"""

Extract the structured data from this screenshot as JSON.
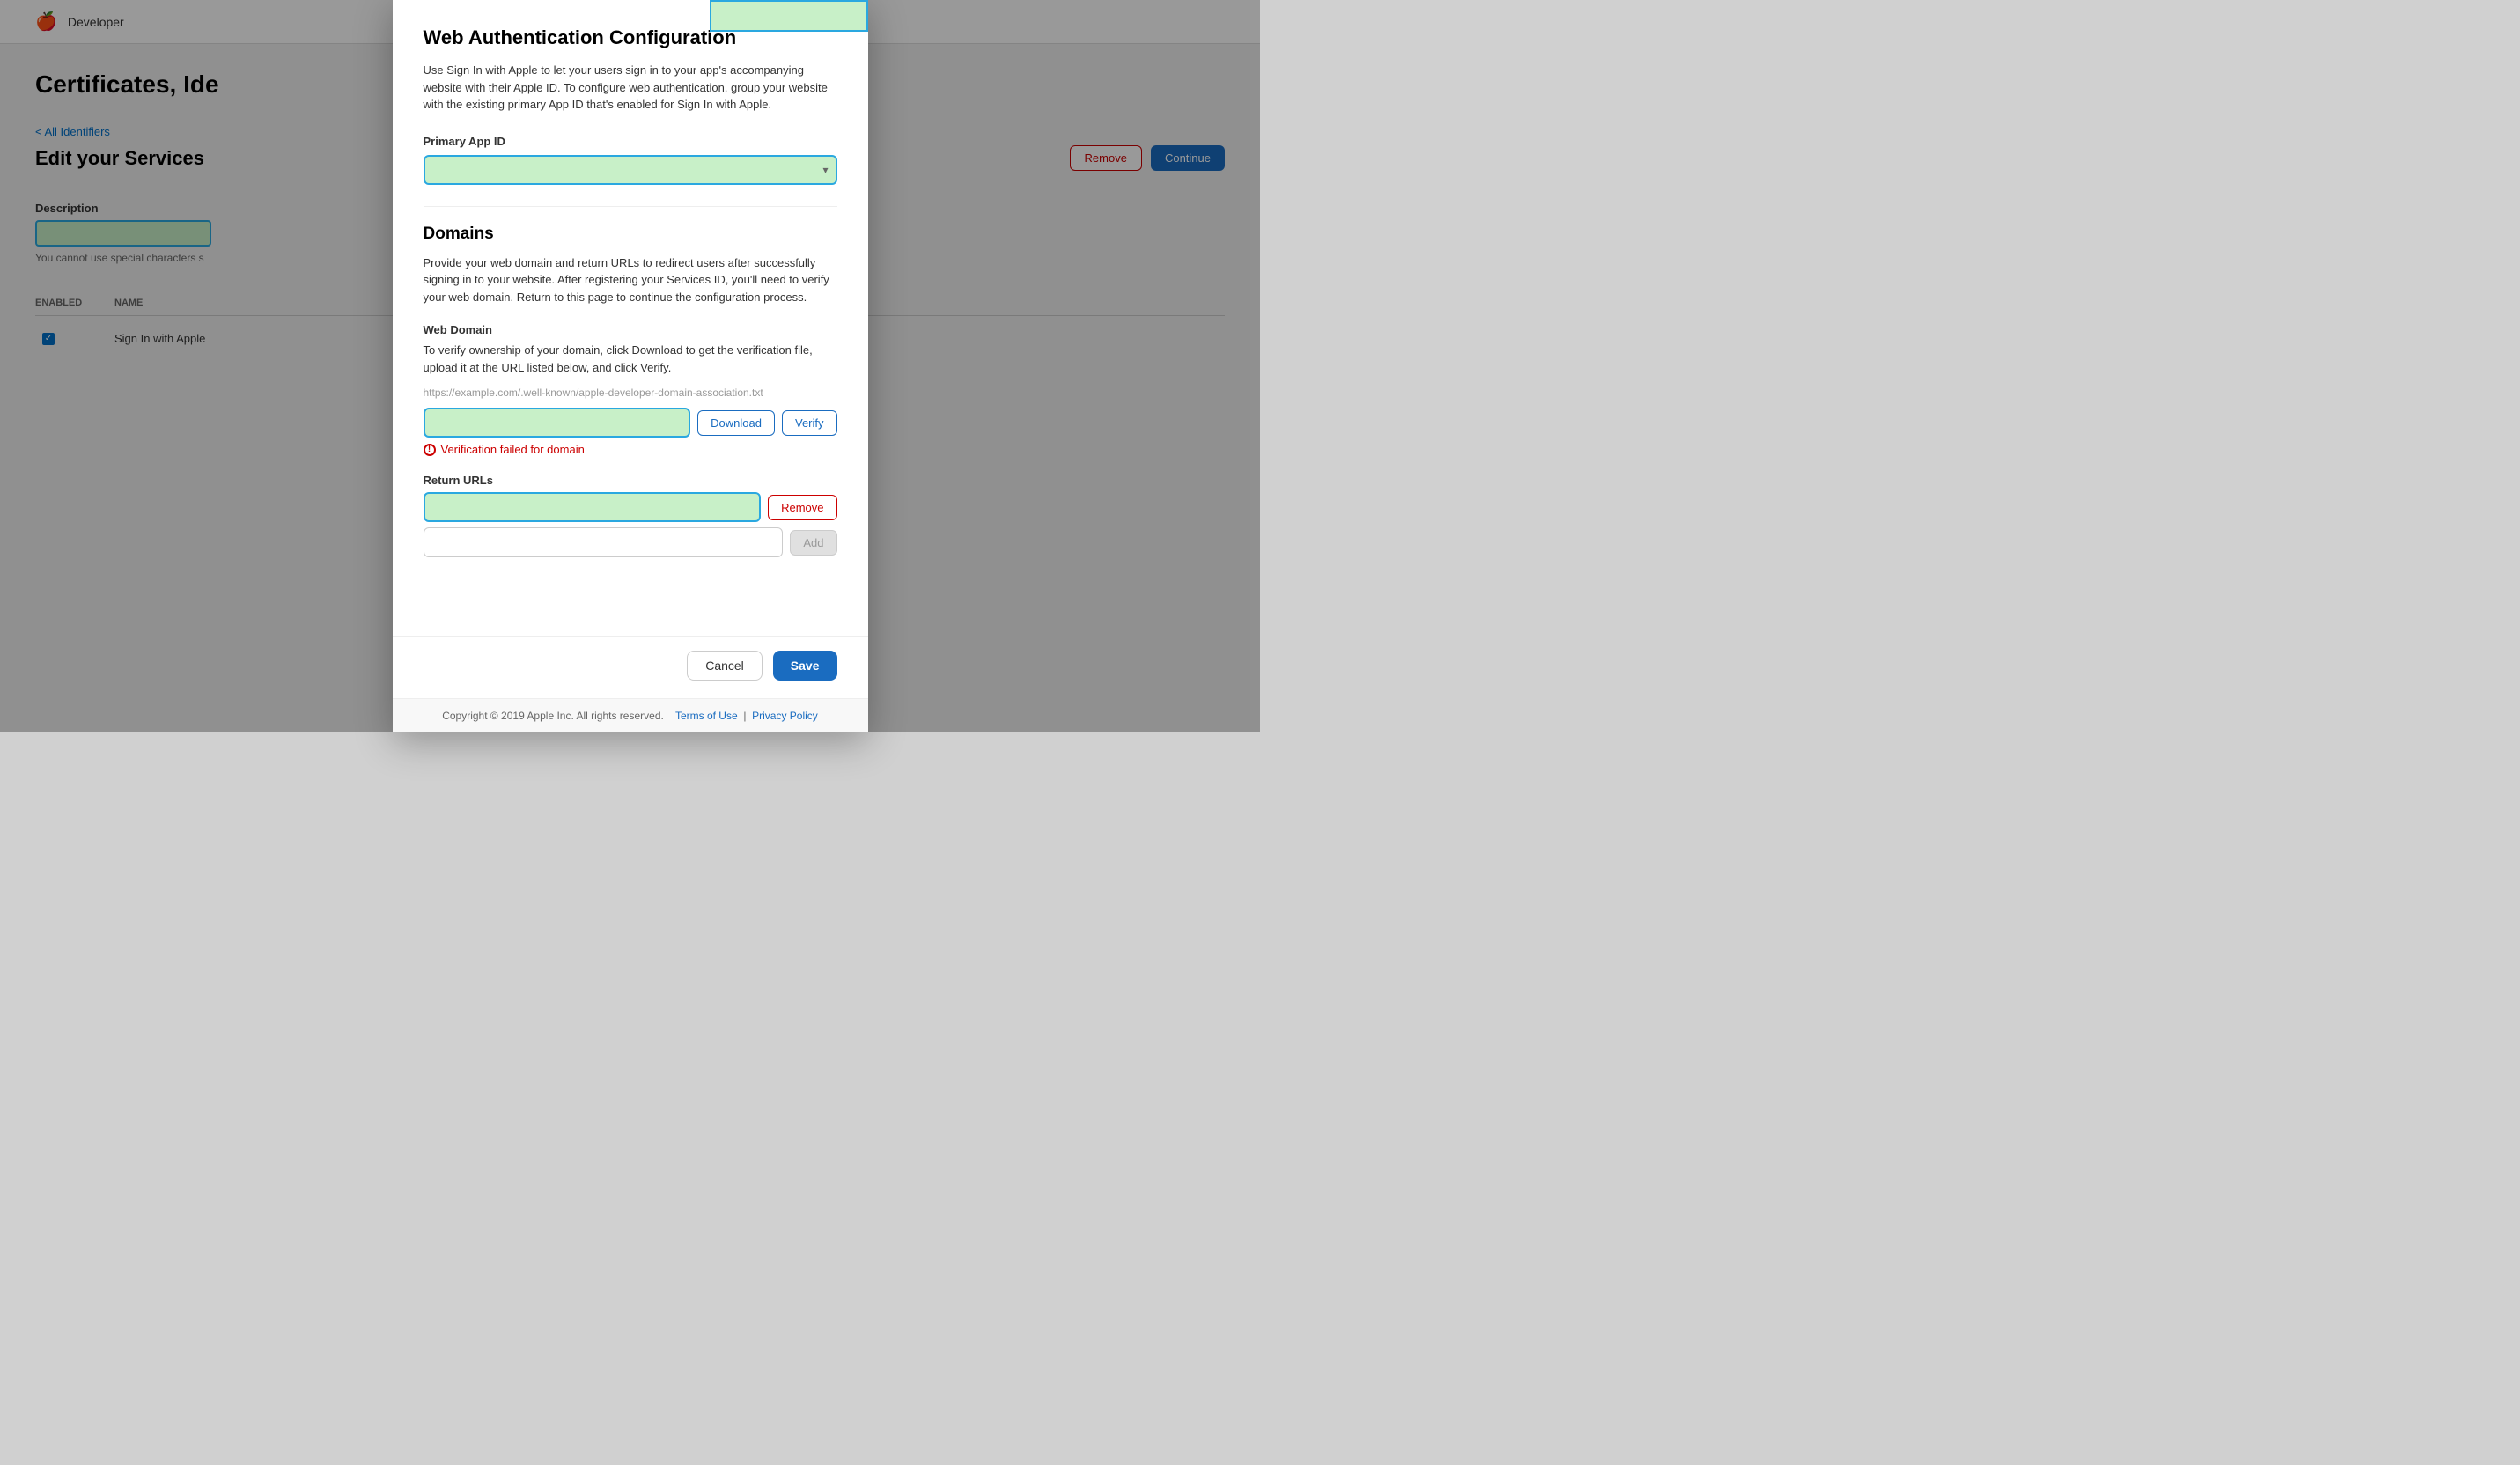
{
  "app": {
    "logo": "🍎",
    "header_title": "Developer"
  },
  "background": {
    "page_title": "Certificates, Ide",
    "back_link": "< All Identifiers",
    "section_title": "Edit your Services",
    "description_label": "Description",
    "description_placeholder": "",
    "helper_text": "You cannot use special characters s",
    "table": {
      "col_enabled": "ENABLED",
      "col_name": "NAME",
      "rows": [
        {
          "enabled": true,
          "name": "Sign In with Apple"
        }
      ]
    },
    "btn_remove": "Remove",
    "btn_continue": "Continue"
  },
  "modal": {
    "title": "Web Authentication Configuration",
    "description": "Use Sign In with Apple to let your users sign in to your app's accompanying website with their Apple ID. To configure web authentication, group your website with the existing primary App ID that's enabled for Sign In with Apple.",
    "primary_app_id": {
      "label": "Primary App ID",
      "placeholder": "",
      "value": ""
    },
    "domains": {
      "heading": "Domains",
      "description": "Provide your web domain and return URLs to redirect users after successfully signing in to your website. After registering your Services ID, you'll need to verify your web domain. Return to this page to continue the configuration process.",
      "web_domain": {
        "label": "Web Domain",
        "description": "To verify ownership of your domain, click Download to get the verification file, upload it at the URL listed below, and click Verify.",
        "url_hint": "https://example.com/.well-known/apple-developer-domain-association.txt",
        "input_value": "",
        "btn_download": "Download",
        "btn_verify": "Verify",
        "error_message": "Verification failed for domain"
      },
      "return_urls": {
        "label": "Return URLs",
        "input_value": "",
        "btn_remove": "Remove",
        "add_input_placeholder": "",
        "btn_add": "Add"
      }
    },
    "footer": {
      "btn_cancel": "Cancel",
      "btn_save": "Save"
    },
    "bottom_footer": {
      "copyright": "Copyright © 2019 Apple Inc. All rights reserved.",
      "terms_link": "Terms of Use",
      "privacy_link": "Privacy Policy"
    }
  }
}
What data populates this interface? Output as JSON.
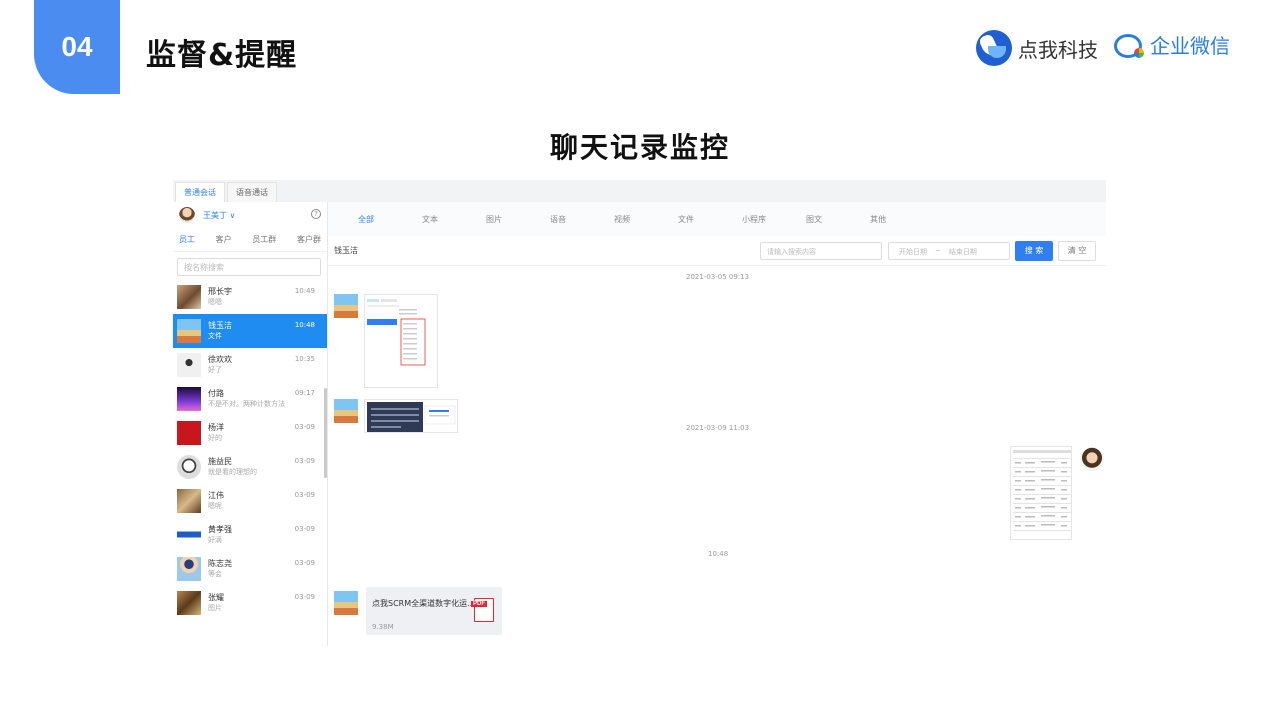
{
  "slide": {
    "number": "04",
    "title": "监督&提醒",
    "brand1": "点我科技",
    "brand2": "企业微信",
    "center_title": "聊天记录监控"
  },
  "app": {
    "top_tabs": [
      "普通会话",
      "语音通话"
    ],
    "user": {
      "name": "王美丁 ∨"
    },
    "sub_tabs": [
      "员工",
      "客户",
      "员工群",
      "客户群"
    ],
    "search_placeholder": "按名称搜索",
    "contacts": [
      {
        "name": "邢长宇",
        "sub": "嗯嗯",
        "time": "10:49"
      },
      {
        "name": "钱玉洁",
        "sub": "文件",
        "time": "10:48"
      },
      {
        "name": "徐欢欢",
        "sub": "好了",
        "time": "10:35"
      },
      {
        "name": "付路",
        "sub": "不是不对。两种计数方法",
        "time": "09:17"
      },
      {
        "name": "杨洋",
        "sub": "好的",
        "time": "03-09"
      },
      {
        "name": "施益民",
        "sub": "就是看的理想的",
        "time": "03-09"
      },
      {
        "name": "江伟",
        "sub": "嗯呢",
        "time": "03-09"
      },
      {
        "name": "黄孝强",
        "sub": "好滴",
        "time": "03-09"
      },
      {
        "name": "陈志尧",
        "sub": "等会",
        "time": "03-09"
      },
      {
        "name": "张耀",
        "sub": "图片",
        "time": "03-09"
      }
    ],
    "type_tabs": [
      "全部",
      "文本",
      "图片",
      "语音",
      "视频",
      "文件",
      "小程序",
      "图文",
      "其他"
    ],
    "chat_name": "钱玉洁",
    "keyword_placeholder": "请输入搜索内容",
    "date_start": "开始日期",
    "date_sep": "~",
    "date_end": "结束日期",
    "search_btn": "搜 索",
    "clear_btn": "清 空",
    "timestamps": [
      "2021-03-05 09:13",
      "2021-03-09 11:03",
      "10:48"
    ],
    "file_msg": {
      "name": "点我SCRM全渠道数字化运...",
      "size": "9.38M",
      "badge": "PDF"
    }
  },
  "colors": {
    "accent": "#2f7ff2",
    "slide_tab": "#4a8cf0",
    "active_row": "#1e8cf0"
  }
}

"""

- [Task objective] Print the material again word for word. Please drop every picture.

- [Task output]
Extract the structured data from this screenshot as JSON.
{
  "app": {
    "logo": "🍎",
    "header_title": "Developer"
  },
  "background": {
    "page_title": "Certificates, Ide",
    "back_link": "< All Identifiers",
    "section_title": "Edit your Services",
    "description_label": "Description",
    "description_placeholder": "",
    "helper_text": "You cannot use special characters s",
    "table": {
      "col_enabled": "ENABLED",
      "col_name": "NAME",
      "rows": [
        {
          "enabled": true,
          "name": "Sign In with Apple"
        }
      ]
    },
    "btn_remove": "Remove",
    "btn_continue": "Continue"
  },
  "modal": {
    "title": "Web Authentication Configuration",
    "description": "Use Sign In with Apple to let your users sign in to your app's accompanying website with their Apple ID. To configure web authentication, group your website with the existing primary App ID that's enabled for Sign In with Apple.",
    "primary_app_id": {
      "label": "Primary App ID",
      "placeholder": "",
      "value": ""
    },
    "domains": {
      "heading": "Domains",
      "description": "Provide your web domain and return URLs to redirect users after successfully signing in to your website. After registering your Services ID, you'll need to verify your web domain. Return to this page to continue the configuration process.",
      "web_domain": {
        "label": "Web Domain",
        "description": "To verify ownership of your domain, click Download to get the verification file, upload it at the URL listed below, and click Verify.",
        "url_hint": "https://example.com/.well-known/apple-developer-domain-association.txt",
        "input_value": "",
        "btn_download": "Download",
        "btn_verify": "Verify",
        "error_message": "Verification failed for domain"
      },
      "return_urls": {
        "label": "Return URLs",
        "input_value": "",
        "btn_remove": "Remove",
        "add_input_placeholder": "",
        "btn_add": "Add"
      }
    },
    "footer": {
      "btn_cancel": "Cancel",
      "btn_save": "Save"
    },
    "bottom_footer": {
      "copyright": "Copyright © 2019 Apple Inc. All rights reserved.",
      "terms_link": "Terms of Use",
      "privacy_link": "Privacy Policy"
    }
  }
}
What data populates this interface? Output as JSON.
{
  "slide": {
    "number": "04",
    "title": "监督&提醒",
    "brand1": "点我科技",
    "brand2": "企业微信",
    "center_title": "聊天记录监控"
  },
  "app": {
    "top_tabs": [
      "普通会话",
      "语音通话"
    ],
    "user": {
      "name": "王美丁 ∨"
    },
    "sub_tabs": [
      "员工",
      "客户",
      "员工群",
      "客户群"
    ],
    "search_placeholder": "按名称搜索",
    "contacts": [
      {
        "name": "邢长宇",
        "sub": "嗯嗯",
        "time": "10:49"
      },
      {
        "name": "钱玉洁",
        "sub": "文件",
        "time": "10:48"
      },
      {
        "name": "徐欢欢",
        "sub": "好了",
        "time": "10:35"
      },
      {
        "name": "付路",
        "sub": "不是不对。两种计数方法",
        "time": "09:17"
      },
      {
        "name": "杨洋",
        "sub": "好的",
        "time": "03-09"
      },
      {
        "name": "施益民",
        "sub": "就是看的理想的",
        "time": "03-09"
      },
      {
        "name": "江伟",
        "sub": "嗯呢",
        "time": "03-09"
      },
      {
        "name": "黄孝强",
        "sub": "好滴",
        "time": "03-09"
      },
      {
        "name": "陈志尧",
        "sub": "等会",
        "time": "03-09"
      },
      {
        "name": "张耀",
        "sub": "图片",
        "time": "03-09"
      }
    ],
    "type_tabs": [
      "全部",
      "文本",
      "图片",
      "语音",
      "视频",
      "文件",
      "小程序",
      "图文",
      "其他"
    ],
    "chat_name": "钱玉洁",
    "keyword_placeholder": "请输入搜索内容",
    "date_start": "开始日期",
    "date_sep": "~",
    "date_end": "结束日期",
    "search_btn": "搜 索",
    "clear_btn": "清 空",
    "timestamps": [
      "2021-03-05 09:13",
      "2021-03-09 11:03",
      "10:48"
    ],
    "file_msg": {
      "name": "点我SCRM全渠道数字化运...",
      "size": "9.38M",
      "badge": "PDF"
    }
  },
  "colors": {
    "accent": "#2f7ff2",
    "slide_tab": "#4a8cf0",
    "active_row": "#1e8cf0"
  }
}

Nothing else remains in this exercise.